"That team is meeting, they're going to look at different options," Shannon said. "Pretty much everybody at this point, even without doing the analysis, is very comfortable that if we just come in and we fill up this little area right here, that will provide us with some additional margin. The analysis is still in work to say whether that margin is even required or not."
Regardless of which repair option might be selected, Shannon said, "we could execute it if required and we have the team working really hard to understand whether it will be required."
A decision one way or the other is expected by late Tuesday or Wednesday.
"If you ask me whether I think it will or not, I'd probably lean toward it's not going to be absolutely required to do," he said. "The initial simplified cavity model that they ran today passed with no structural damage, no reduction of structural margins at all. But again, it's a simplified model. Since the flow is a little tricky, we want to make sure that we get it exactly right and we'll run that, make sure we understand it and if we don't have to do anything, well we had good practice in pulling together these procedures.
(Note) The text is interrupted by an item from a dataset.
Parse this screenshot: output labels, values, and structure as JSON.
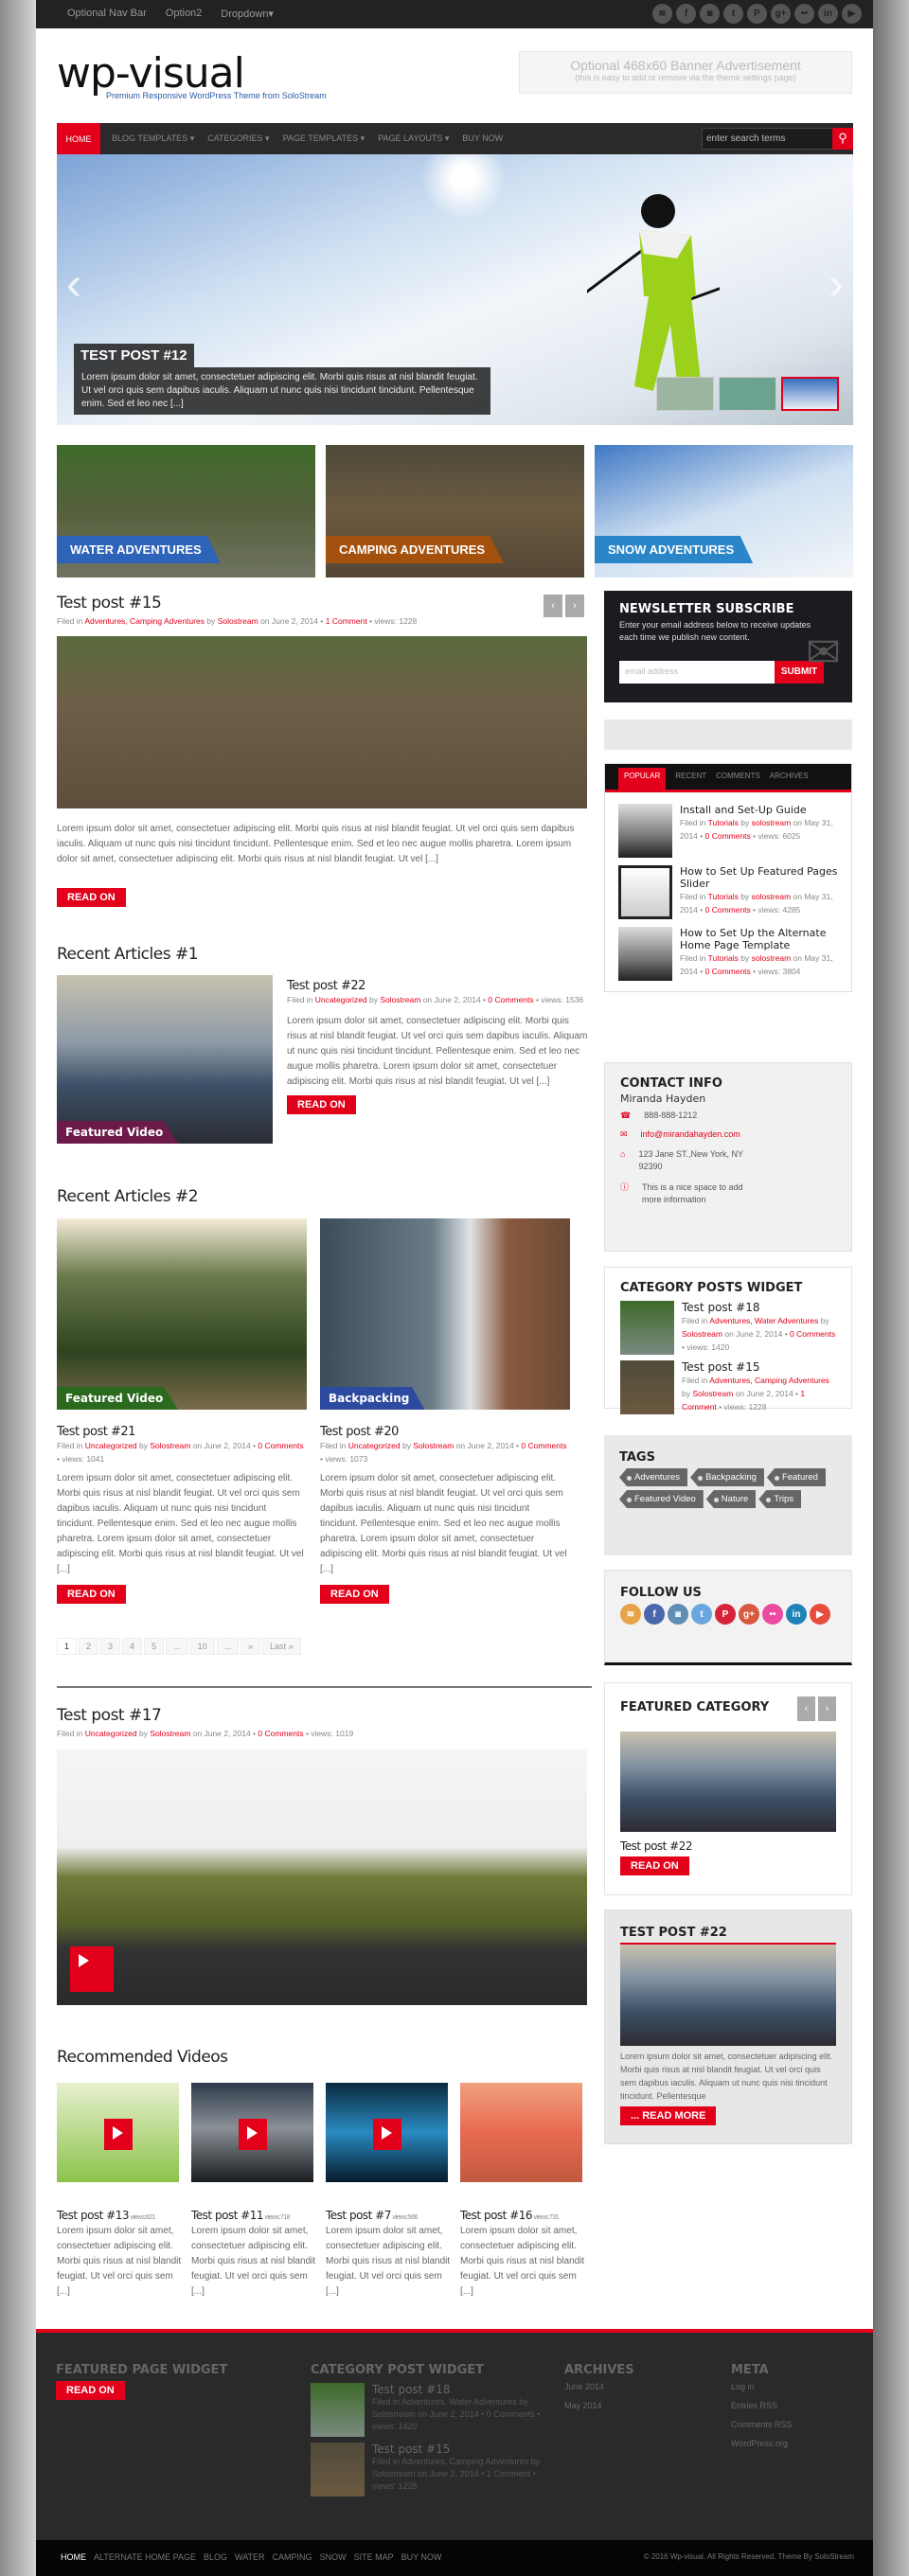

And if we do have to do it, I feel fully confident we could execute that with a minimal impact to the mission."
Based on foam loss seen during the first post-Columbia mission, the external tank brackets in question are in the process of being redesigned. The new design will not be ready until three missions from now. But based on the experience with Endeavour, engineers have reviewed other missions and Shannon said they now believe they might have spotted losses during two other flights. But he said the foam in question is small and it's not at all clear it represents the sort of problem that could ground the fleet.
"To me, it's quite a bit of a stretch on the bracket to say wow, you had this, how do you keep flying? Well, this is kind of a pain to have to go and run all these assessments, it's kind of a pain if I have to get somebody under the vehicle to put a little squirt of goo (in a gouge). But to put this in a little bit of perspective, it's not very big. But it's something, I don't want to impact the turnaround of the vehicle. So I'm going to go and address it. If I had to go do half an EVA of repair on every flight from now until 12 flights from now, we'd go do that. We're set up to understand exactly what's on the vehicle and we have the repair capability. But we'd like not to do that, we'd like to devote the entire mission to just doing the ISS assembly or the ISS logistics. But we have it, we're going to go address it."
If a spacewalk repair is required, it will be carried out by Rick Mastracchio and Dave WIlliams. Williams and station astronaut Clay Anderson already are scheduled for spacewalks Wednesday and Friday. If a repair is ordered, it likely would take the place of the Friday excursion, which includes a variety of relatively low-priority tasks. To reach the damage site, the astronauts would ride on a 50-foot-long boom attached to the shuttle's robot arm.
Mastracchio and Williams "completed a standard flow of tile repair classes and their last class was literally about three or four weeks before flight," said spacewalk officer Paul Boehm. "We are actually very fortunate in this situation that Rick has actually performed some of these things in a vacuum (chamber) to see how the material reacts in that. So Rick and Dave would be our two candidates for doing that particular type of EVA."
As for the risk involved in working under the space shuttle, Boehm said "one of the concerns we have, obviously, is they're wearing a 300-pound EMU (spacesuit) with about 150 pounds of tools on them. ... Obviously, any of those things dinging into the tile underneath potentially could damage the tile. So we take extra care to make sure all our safety tethers and tools and everything are safely away from the orbiter when we go in for those type of repairs."